[INPUT DATA — start]
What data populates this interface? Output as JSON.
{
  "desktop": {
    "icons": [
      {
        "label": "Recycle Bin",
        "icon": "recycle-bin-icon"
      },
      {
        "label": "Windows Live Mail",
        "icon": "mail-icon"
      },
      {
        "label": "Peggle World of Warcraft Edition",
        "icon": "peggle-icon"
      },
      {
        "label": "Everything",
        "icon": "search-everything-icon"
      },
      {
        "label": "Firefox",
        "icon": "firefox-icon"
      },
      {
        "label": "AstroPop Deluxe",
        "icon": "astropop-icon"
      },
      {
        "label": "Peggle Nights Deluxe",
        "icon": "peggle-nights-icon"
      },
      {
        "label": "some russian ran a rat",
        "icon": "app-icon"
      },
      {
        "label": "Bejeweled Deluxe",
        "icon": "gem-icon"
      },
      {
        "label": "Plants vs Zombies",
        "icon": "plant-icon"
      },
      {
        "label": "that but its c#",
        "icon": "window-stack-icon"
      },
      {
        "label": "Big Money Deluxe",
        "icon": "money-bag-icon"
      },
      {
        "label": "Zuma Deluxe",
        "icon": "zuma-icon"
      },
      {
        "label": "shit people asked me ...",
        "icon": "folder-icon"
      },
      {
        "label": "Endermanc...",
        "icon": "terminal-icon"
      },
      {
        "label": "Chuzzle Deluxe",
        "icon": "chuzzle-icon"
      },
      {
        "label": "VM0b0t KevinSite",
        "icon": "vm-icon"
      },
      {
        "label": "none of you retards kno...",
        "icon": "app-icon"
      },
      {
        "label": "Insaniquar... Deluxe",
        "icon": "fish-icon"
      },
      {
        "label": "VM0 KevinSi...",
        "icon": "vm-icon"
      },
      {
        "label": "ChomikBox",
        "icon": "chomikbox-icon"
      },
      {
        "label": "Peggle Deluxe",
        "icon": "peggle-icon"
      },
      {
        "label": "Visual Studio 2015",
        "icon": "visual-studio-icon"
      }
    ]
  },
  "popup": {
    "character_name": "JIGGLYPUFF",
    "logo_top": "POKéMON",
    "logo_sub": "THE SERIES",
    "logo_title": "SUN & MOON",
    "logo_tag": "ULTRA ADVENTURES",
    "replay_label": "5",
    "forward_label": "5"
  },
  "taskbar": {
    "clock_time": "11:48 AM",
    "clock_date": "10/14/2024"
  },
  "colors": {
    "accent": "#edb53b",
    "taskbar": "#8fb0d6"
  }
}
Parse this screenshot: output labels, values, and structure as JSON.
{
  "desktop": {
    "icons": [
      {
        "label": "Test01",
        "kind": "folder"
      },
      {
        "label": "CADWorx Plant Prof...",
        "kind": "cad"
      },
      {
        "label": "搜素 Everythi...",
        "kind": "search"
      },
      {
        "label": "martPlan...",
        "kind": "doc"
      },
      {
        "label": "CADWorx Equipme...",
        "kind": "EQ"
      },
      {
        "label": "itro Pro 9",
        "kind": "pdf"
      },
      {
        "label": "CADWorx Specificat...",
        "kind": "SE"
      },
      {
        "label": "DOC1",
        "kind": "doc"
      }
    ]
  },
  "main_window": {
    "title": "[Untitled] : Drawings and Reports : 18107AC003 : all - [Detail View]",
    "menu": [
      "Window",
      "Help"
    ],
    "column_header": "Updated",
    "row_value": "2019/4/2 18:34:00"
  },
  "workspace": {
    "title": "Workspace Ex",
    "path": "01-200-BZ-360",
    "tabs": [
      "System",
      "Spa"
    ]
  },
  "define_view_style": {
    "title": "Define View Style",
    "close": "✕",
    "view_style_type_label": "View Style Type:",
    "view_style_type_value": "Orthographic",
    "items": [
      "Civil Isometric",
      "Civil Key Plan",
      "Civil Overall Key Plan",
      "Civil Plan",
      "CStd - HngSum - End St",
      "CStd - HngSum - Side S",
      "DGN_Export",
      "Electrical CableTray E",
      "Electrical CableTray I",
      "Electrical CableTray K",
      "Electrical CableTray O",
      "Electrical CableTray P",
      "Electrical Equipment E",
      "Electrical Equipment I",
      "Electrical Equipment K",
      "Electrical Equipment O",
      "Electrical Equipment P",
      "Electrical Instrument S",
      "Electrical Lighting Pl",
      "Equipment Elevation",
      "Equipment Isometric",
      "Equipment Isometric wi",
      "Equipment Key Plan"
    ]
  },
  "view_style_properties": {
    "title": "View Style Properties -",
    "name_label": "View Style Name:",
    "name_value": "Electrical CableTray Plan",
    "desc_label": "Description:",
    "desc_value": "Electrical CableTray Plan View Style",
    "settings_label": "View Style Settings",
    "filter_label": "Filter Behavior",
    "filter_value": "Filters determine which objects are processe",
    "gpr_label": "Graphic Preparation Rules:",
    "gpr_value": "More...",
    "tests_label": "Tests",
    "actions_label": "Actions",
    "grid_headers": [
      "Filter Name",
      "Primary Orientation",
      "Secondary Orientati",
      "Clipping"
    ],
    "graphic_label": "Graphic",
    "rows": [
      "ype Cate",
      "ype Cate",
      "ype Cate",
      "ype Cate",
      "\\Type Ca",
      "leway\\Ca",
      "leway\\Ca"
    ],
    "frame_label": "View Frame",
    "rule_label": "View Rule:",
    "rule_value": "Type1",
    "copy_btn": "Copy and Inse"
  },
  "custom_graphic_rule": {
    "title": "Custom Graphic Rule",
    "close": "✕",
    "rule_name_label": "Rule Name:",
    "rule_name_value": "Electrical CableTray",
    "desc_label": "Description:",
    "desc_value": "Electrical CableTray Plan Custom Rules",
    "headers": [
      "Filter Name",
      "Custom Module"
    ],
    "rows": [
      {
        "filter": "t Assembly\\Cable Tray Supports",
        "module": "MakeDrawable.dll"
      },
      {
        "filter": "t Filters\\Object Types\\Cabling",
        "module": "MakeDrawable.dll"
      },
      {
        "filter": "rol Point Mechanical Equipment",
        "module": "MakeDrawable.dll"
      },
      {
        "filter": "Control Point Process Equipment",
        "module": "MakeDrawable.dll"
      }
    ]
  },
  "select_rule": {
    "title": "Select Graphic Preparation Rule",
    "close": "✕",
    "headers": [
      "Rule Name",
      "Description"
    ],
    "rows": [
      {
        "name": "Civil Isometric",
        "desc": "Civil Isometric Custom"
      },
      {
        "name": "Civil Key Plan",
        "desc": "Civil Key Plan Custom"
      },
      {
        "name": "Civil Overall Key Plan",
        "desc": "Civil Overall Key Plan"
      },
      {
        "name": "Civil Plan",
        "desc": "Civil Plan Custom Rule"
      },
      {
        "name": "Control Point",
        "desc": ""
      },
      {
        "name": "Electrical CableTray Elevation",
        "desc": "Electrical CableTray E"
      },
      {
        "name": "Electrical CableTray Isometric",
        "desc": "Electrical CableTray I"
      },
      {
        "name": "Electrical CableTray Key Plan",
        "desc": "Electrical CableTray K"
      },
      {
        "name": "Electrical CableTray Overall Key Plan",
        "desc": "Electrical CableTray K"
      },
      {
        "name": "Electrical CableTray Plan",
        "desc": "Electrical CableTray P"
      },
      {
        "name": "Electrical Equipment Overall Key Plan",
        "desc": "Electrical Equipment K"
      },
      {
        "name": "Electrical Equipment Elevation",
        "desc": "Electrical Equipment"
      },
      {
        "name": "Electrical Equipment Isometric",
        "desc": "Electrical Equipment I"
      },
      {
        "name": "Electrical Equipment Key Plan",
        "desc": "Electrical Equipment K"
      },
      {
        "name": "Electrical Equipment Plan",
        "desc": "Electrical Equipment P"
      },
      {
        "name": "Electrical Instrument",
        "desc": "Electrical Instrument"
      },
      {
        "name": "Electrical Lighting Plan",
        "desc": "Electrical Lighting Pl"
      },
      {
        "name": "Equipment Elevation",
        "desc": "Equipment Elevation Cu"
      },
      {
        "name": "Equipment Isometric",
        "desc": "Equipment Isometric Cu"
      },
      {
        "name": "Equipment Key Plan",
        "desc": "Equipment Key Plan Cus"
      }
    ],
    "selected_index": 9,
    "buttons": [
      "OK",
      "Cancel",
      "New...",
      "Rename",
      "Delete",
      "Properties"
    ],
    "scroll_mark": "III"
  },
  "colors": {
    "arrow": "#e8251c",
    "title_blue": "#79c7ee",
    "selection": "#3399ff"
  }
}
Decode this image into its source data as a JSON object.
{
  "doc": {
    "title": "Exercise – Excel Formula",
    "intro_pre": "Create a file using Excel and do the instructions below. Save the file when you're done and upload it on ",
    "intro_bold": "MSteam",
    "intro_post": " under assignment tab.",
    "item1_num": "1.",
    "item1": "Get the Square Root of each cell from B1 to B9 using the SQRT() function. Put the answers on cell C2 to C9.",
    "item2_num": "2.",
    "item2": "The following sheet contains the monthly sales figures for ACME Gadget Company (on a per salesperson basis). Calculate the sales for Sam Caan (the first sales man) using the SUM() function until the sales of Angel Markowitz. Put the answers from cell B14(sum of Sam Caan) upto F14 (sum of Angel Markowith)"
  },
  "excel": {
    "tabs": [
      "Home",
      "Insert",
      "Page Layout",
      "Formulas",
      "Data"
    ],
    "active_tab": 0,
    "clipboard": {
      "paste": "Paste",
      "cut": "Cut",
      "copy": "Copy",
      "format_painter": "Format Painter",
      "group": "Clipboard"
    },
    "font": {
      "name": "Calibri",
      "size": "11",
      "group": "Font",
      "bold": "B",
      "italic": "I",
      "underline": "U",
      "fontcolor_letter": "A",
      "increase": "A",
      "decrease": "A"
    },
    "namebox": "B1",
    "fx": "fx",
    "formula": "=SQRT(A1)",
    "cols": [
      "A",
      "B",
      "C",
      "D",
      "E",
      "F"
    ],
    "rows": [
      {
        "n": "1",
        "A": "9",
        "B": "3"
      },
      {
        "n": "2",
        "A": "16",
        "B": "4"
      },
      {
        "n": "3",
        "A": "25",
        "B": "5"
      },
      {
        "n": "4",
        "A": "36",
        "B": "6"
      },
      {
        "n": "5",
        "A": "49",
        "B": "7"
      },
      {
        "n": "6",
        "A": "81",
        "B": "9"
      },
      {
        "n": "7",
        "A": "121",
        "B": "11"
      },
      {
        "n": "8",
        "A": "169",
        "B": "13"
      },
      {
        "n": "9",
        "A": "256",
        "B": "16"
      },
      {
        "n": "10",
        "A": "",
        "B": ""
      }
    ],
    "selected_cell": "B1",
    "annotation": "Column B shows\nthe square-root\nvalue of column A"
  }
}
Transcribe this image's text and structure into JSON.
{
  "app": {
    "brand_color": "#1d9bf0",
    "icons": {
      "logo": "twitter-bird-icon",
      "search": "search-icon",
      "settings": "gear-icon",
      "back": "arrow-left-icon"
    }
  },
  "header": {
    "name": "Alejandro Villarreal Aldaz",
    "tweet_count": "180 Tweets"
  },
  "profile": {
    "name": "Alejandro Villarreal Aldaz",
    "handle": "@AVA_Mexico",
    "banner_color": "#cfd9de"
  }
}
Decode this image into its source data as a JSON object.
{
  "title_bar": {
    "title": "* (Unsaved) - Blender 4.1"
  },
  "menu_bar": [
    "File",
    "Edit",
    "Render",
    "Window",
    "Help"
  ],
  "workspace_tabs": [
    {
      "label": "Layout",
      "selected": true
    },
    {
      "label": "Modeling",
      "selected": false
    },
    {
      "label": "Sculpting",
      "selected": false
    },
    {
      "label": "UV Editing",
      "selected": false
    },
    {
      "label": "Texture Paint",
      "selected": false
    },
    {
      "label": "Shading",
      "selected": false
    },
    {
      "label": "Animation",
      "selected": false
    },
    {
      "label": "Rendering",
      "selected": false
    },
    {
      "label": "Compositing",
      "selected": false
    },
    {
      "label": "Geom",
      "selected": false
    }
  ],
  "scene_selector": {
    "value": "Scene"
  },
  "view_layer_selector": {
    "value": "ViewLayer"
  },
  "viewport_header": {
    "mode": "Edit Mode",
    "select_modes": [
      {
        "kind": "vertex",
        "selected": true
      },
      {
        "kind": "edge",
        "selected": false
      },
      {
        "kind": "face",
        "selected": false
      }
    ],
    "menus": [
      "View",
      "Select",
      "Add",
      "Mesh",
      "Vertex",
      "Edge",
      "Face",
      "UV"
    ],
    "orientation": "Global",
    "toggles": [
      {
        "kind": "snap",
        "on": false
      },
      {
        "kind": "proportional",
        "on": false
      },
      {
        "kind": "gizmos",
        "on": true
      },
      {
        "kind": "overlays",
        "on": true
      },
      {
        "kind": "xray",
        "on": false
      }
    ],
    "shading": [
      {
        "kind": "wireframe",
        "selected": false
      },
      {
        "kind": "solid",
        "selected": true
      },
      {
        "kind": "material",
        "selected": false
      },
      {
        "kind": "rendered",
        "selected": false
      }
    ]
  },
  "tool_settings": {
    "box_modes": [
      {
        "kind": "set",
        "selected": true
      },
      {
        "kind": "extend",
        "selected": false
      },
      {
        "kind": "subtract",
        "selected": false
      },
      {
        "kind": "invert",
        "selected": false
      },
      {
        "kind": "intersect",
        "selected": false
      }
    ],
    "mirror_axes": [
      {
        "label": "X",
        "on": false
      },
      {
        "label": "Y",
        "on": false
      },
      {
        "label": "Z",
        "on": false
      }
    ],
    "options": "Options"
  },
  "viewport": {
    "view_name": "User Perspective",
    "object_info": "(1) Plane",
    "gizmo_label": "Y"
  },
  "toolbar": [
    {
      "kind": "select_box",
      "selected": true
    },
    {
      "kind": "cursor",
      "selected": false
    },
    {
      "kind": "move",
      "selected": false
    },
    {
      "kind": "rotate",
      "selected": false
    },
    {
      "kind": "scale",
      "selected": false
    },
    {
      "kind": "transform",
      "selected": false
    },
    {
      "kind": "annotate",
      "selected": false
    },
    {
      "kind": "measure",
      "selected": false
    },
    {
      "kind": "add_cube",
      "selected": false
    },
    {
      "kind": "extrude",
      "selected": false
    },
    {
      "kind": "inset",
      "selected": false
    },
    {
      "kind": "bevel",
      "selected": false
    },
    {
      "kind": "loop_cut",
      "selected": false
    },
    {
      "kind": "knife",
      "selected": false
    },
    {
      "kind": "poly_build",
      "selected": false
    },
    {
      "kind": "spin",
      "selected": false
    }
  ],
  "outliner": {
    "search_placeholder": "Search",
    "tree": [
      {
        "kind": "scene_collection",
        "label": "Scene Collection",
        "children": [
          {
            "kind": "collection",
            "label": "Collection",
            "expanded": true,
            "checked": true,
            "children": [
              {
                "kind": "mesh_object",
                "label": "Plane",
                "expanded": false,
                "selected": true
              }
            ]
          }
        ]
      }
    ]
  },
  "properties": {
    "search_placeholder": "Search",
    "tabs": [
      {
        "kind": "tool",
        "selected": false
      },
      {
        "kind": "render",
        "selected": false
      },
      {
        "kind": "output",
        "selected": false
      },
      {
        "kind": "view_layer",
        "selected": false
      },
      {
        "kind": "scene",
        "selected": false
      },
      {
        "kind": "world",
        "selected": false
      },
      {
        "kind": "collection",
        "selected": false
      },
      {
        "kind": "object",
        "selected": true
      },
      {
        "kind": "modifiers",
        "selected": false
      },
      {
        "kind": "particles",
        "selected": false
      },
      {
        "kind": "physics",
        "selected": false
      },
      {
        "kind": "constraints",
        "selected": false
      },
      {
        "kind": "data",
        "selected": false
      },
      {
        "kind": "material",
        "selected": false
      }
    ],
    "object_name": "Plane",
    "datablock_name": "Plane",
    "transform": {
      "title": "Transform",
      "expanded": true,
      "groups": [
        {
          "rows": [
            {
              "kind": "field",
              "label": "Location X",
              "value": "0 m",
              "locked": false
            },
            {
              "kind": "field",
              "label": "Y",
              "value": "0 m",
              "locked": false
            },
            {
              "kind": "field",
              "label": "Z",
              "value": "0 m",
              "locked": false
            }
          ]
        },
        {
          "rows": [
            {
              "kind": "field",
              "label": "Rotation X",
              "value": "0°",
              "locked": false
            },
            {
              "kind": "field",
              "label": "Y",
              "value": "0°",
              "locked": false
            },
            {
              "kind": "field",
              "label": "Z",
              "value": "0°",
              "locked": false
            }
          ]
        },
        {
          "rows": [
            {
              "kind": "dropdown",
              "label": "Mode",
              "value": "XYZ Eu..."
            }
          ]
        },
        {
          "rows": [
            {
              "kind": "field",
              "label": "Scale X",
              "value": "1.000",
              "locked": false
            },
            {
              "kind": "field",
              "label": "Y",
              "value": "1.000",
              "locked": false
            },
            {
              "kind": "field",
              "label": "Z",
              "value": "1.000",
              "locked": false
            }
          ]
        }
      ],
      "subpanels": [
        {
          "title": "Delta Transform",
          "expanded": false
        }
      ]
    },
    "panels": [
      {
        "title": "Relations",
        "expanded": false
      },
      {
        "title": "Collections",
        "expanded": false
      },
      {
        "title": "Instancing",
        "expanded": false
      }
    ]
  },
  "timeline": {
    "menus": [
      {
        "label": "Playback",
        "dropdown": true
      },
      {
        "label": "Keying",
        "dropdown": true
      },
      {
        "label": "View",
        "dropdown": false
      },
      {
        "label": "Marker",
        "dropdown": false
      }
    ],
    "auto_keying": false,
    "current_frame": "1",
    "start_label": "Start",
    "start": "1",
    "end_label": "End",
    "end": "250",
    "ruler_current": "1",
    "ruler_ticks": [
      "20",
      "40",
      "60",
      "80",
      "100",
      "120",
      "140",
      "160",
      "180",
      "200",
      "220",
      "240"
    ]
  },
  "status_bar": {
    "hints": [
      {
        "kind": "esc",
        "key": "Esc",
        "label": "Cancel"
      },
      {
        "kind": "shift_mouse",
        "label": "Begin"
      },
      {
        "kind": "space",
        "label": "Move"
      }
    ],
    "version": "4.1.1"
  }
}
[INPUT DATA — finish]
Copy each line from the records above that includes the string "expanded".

TASK SOLUTION —
            "expanded": true,
                "expanded": false,
      "expanded": true,
          "expanded": false
        "expanded": false
        "expanded": false
        "expanded": false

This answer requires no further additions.